▸ **Problem requirements**:
Output each record exactly as given. Leave out every picture.

▸ **Dataset**:
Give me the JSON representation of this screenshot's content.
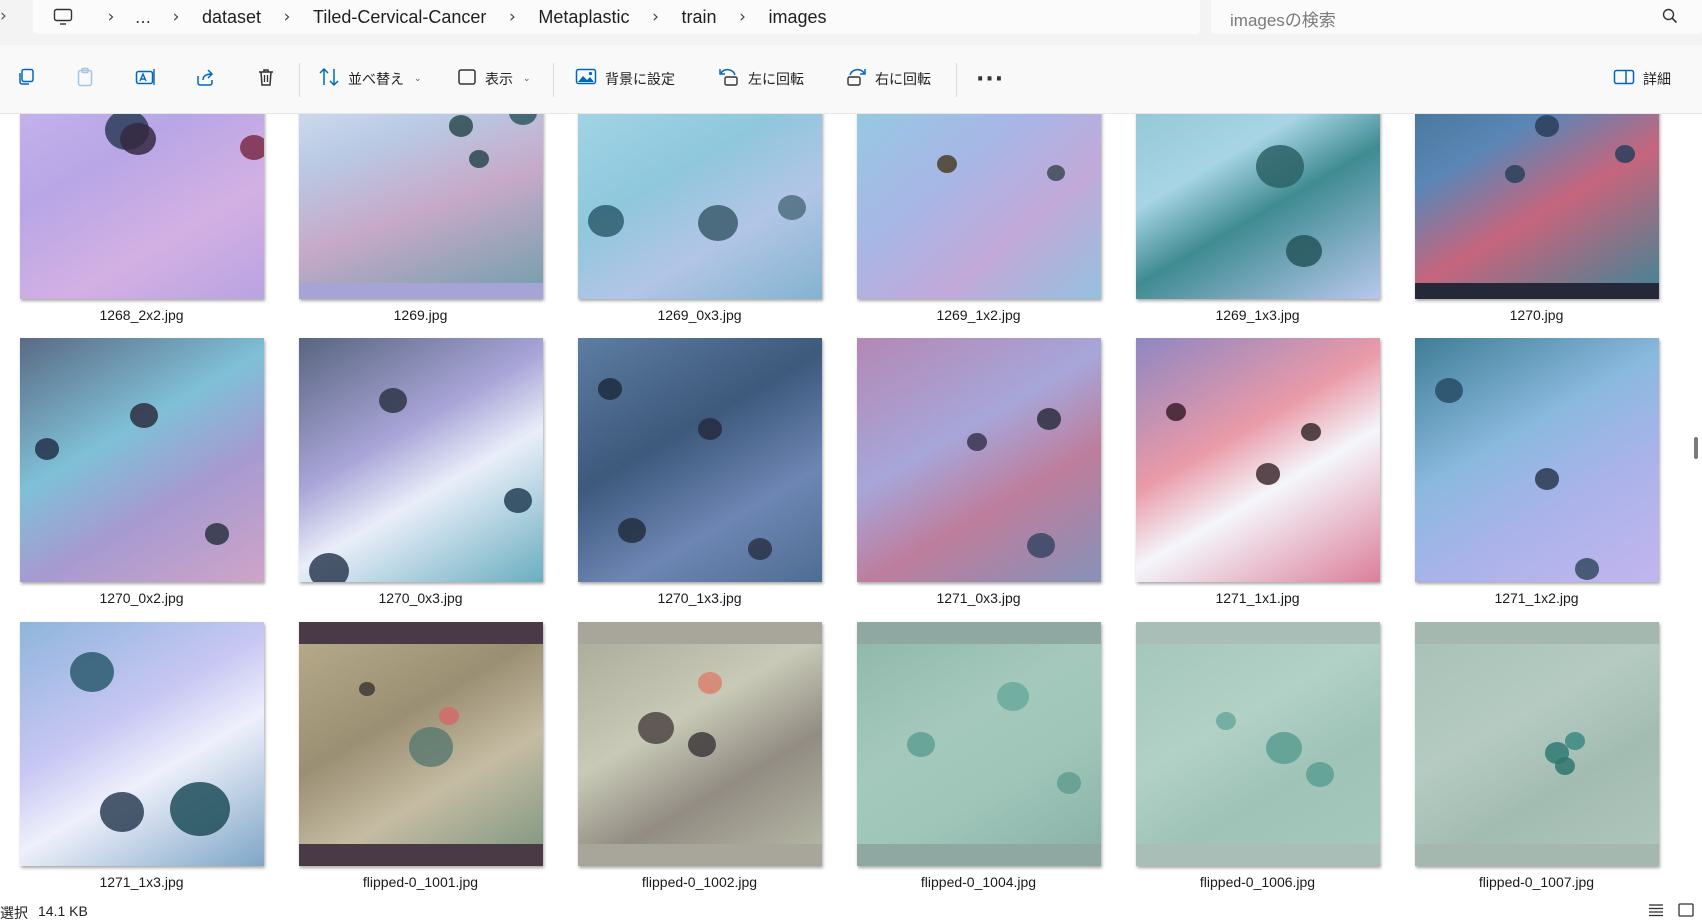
{
  "breadcrumb": {
    "more": "…",
    "items": [
      "dataset",
      "Tiled-Cervical-Cancer",
      "Metaplastic",
      "train",
      "images"
    ]
  },
  "search": {
    "placeholder": "imagesの検索"
  },
  "toolbar": {
    "sort_label": "並べ替え",
    "view_label": "表示",
    "set_background_label": "背景に設定",
    "rotate_left_label": "左に回転",
    "rotate_right_label": "右に回転",
    "more_label": "···",
    "details_label": "詳細"
  },
  "files": [
    {
      "name": "1268_2x2.jpg",
      "bg": "linear-gradient(150deg,#c9b8ee 0%,#b8a6e6 40%,#d3b0e3 70%,#b9a3e2 100%)"
    },
    {
      "name": "1269.jpg",
      "bg": "linear-gradient(160deg,#dfe9f6 0%,#b9c9e4 35%,#c7a9c9 60%,#6f9faa 100%)"
    },
    {
      "name": "1269_0x3.jpg",
      "bg": "linear-gradient(150deg,#a9dbe9 0%,#8fc7dc 45%,#b2c5e6 70%,#82b4cf 100%)"
    },
    {
      "name": "1269_1x2.jpg",
      "bg": "linear-gradient(140deg,#8fd0e0 0%,#a8b6e6 45%,#c2a9d9 70%,#94c1de 100%)"
    },
    {
      "name": "1269_1x3.jpg",
      "bg": "linear-gradient(150deg,#8bc0ce 0%,#a7d5e6 40%,#3f8b92 60%,#b8c8ec 100%)"
    },
    {
      "name": "1270.jpg",
      "bg": "linear-gradient(150deg,#3e6f8a 0%,#5a86b6 35%,#c6657d 60%,#3d8597 100%)"
    },
    {
      "name": "1270_0x2.jpg",
      "bg": "linear-gradient(150deg,#5a6a84 0%,#7fc0d7 40%,#a69ad1 65%,#cfa4c7 100%)"
    },
    {
      "name": "1270_0x3.jpg",
      "bg": "linear-gradient(150deg,#58657f 0%,#a9a5d8 40%,#e9eef9 60%,#6aaec0 100%)"
    },
    {
      "name": "1270_1x3.jpg",
      "bg": "linear-gradient(150deg,#5d7da2 0%,#3d597c 40%,#6d86b4 70%,#4f6d92 100%)"
    },
    {
      "name": "1271_0x3.jpg",
      "bg": "linear-gradient(150deg,#b388b5 0%,#a7a6d9 40%,#be7d9c 65%,#8692b9 100%)"
    },
    {
      "name": "1271_1x1.jpg",
      "bg": "linear-gradient(150deg,#8e87c2 0%,#ea9aa8 40%,#f4f6fb 60%,#dc7f9b 100%)"
    },
    {
      "name": "1271_1x2.jpg",
      "bg": "linear-gradient(150deg,#3f7d95 0%,#8ab9de 40%,#a9b3ea 65%,#c3b5ee 100%)"
    },
    {
      "name": "1271_1x3.jpg",
      "bg": "linear-gradient(150deg,#8eb5dc 0%,#c8c7f3 40%,#eef0fb 60%,#7ea6c6 100%)"
    },
    {
      "name": "flipped-0_1001.jpg",
      "bg": "linear-gradient(150deg,#b9ad8d 0%,#9b8f73 40%,#c5bca3 65%,#7a947e 100%)"
    },
    {
      "name": "flipped-0_1002.jpg",
      "bg": "linear-gradient(150deg,#a8a997 0%,#c8cab7 40%,#928c82 65%,#b9bcaa 100%)"
    },
    {
      "name": "flipped-0_1004.jpg",
      "bg": "linear-gradient(150deg,#8fb6aa 0%,#a4c8bc 40%,#9fc5b9 65%,#87b0a4 100%)"
    },
    {
      "name": "flipped-0_1006.jpg",
      "bg": "linear-gradient(150deg,#a3c5b9 0%,#b2d1c6 40%,#9fc3b7 65%,#a7c9bd 100%)"
    },
    {
      "name": "flipped-0_1007.jpg",
      "bg": "linear-gradient(150deg,#a7c0b6 0%,#b5cbc2 40%,#a3bcb2 65%,#afc6bc 100%)"
    }
  ],
  "status": {
    "selection_label": "選択",
    "size": "14.1 KB"
  },
  "icons": {
    "copy": "copy-icon",
    "paste": "paste-icon",
    "rename": "rename-icon",
    "share": "share-icon",
    "delete": "trash-icon",
    "sort": "sort-icon",
    "view": "view-icon",
    "background": "image-icon",
    "rotate_left": "rotate-left-icon",
    "rotate_right": "rotate-right-icon",
    "details": "details-pane-icon"
  },
  "colors": {
    "accent": "#0067c0",
    "toolbar_bg": "#f9f9f9",
    "titlebar_bg": "#f3f3f3"
  }
}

▸ **Result of the task**:
Give me the JSON representation of this screenshot's content.
{
  "breadcrumb": {
    "more": "…",
    "items": [
      "dataset",
      "Tiled-Cervical-Cancer",
      "Metaplastic",
      "train",
      "images"
    ]
  },
  "search": {
    "placeholder": "imagesの検索"
  },
  "toolbar": {
    "sort_label": "並べ替え",
    "view_label": "表示",
    "set_background_label": "背景に設定",
    "rotate_left_label": "左に回転",
    "rotate_right_label": "右に回転",
    "more_label": "···",
    "details_label": "詳細"
  },
  "files": [
    {
      "name": "1268_2x2.jpg",
      "bg": "linear-gradient(150deg,#c9b8ee 0%,#b8a6e6 40%,#d3b0e3 70%,#b9a3e2 100%)"
    },
    {
      "name": "1269.jpg",
      "bg": "linear-gradient(160deg,#dfe9f6 0%,#b9c9e4 35%,#c7a9c9 60%,#6f9faa 100%)"
    },
    {
      "name": "1269_0x3.jpg",
      "bg": "linear-gradient(150deg,#a9dbe9 0%,#8fc7dc 45%,#b2c5e6 70%,#82b4cf 100%)"
    },
    {
      "name": "1269_1x2.jpg",
      "bg": "linear-gradient(140deg,#8fd0e0 0%,#a8b6e6 45%,#c2a9d9 70%,#94c1de 100%)"
    },
    {
      "name": "1269_1x3.jpg",
      "bg": "linear-gradient(150deg,#8bc0ce 0%,#a7d5e6 40%,#3f8b92 60%,#b8c8ec 100%)"
    },
    {
      "name": "1270.jpg",
      "bg": "linear-gradient(150deg,#3e6f8a 0%,#5a86b6 35%,#c6657d 60%,#3d8597 100%)"
    },
    {
      "name": "1270_0x2.jpg",
      "bg": "linear-gradient(150deg,#5a6a84 0%,#7fc0d7 40%,#a69ad1 65%,#cfa4c7 100%)"
    },
    {
      "name": "1270_0x3.jpg",
      "bg": "linear-gradient(150deg,#58657f 0%,#a9a5d8 40%,#e9eef9 60%,#6aaec0 100%)"
    },
    {
      "name": "1270_1x3.jpg",
      "bg": "linear-gradient(150deg,#5d7da2 0%,#3d597c 40%,#6d86b4 70%,#4f6d92 100%)"
    },
    {
      "name": "1271_0x3.jpg",
      "bg": "linear-gradient(150deg,#b388b5 0%,#a7a6d9 40%,#be7d9c 65%,#8692b9 100%)"
    },
    {
      "name": "1271_1x1.jpg",
      "bg": "linear-gradient(150deg,#8e87c2 0%,#ea9aa8 40%,#f4f6fb 60%,#dc7f9b 100%)"
    },
    {
      "name": "1271_1x2.jpg",
      "bg": "linear-gradient(150deg,#3f7d95 0%,#8ab9de 40%,#a9b3ea 65%,#c3b5ee 100%)"
    },
    {
      "name": "1271_1x3.jpg",
      "bg": "linear-gradient(150deg,#8eb5dc 0%,#c8c7f3 40%,#eef0fb 60%,#7ea6c6 100%)"
    },
    {
      "name": "flipped-0_1001.jpg",
      "bg": "linear-gradient(150deg,#b9ad8d 0%,#9b8f73 40%,#c5bca3 65%,#7a947e 100%)"
    },
    {
      "name": "flipped-0_1002.jpg",
      "bg": "linear-gradient(150deg,#a8a997 0%,#c8cab7 40%,#928c82 65%,#b9bcaa 100%)"
    },
    {
      "name": "flipped-0_1004.jpg",
      "bg": "linear-gradient(150deg,#8fb6aa 0%,#a4c8bc 40%,#9fc5b9 65%,#87b0a4 100%)"
    },
    {
      "name": "flipped-0_1006.jpg",
      "bg": "linear-gradient(150deg,#a3c5b9 0%,#b2d1c6 40%,#9fc3b7 65%,#a7c9bd 100%)"
    },
    {
      "name": "flipped-0_1007.jpg",
      "bg": "linear-gradient(150deg,#a7c0b6 0%,#b5cbc2 40%,#a3bcb2 65%,#afc6bc 100%)"
    }
  ],
  "status": {
    "selection_label": "選択",
    "size": "14.1 KB"
  },
  "icons": {
    "copy": "copy-icon",
    "paste": "paste-icon",
    "rename": "rename-icon",
    "share": "share-icon",
    "delete": "trash-icon",
    "sort": "sort-icon",
    "view": "view-icon",
    "background": "image-icon",
    "rotate_left": "rotate-left-icon",
    "rotate_right": "rotate-right-icon",
    "details": "details-pane-icon"
  },
  "colors": {
    "accent": "#0067c0",
    "toolbar_bg": "#f9f9f9",
    "titlebar_bg": "#f3f3f3"
  }
}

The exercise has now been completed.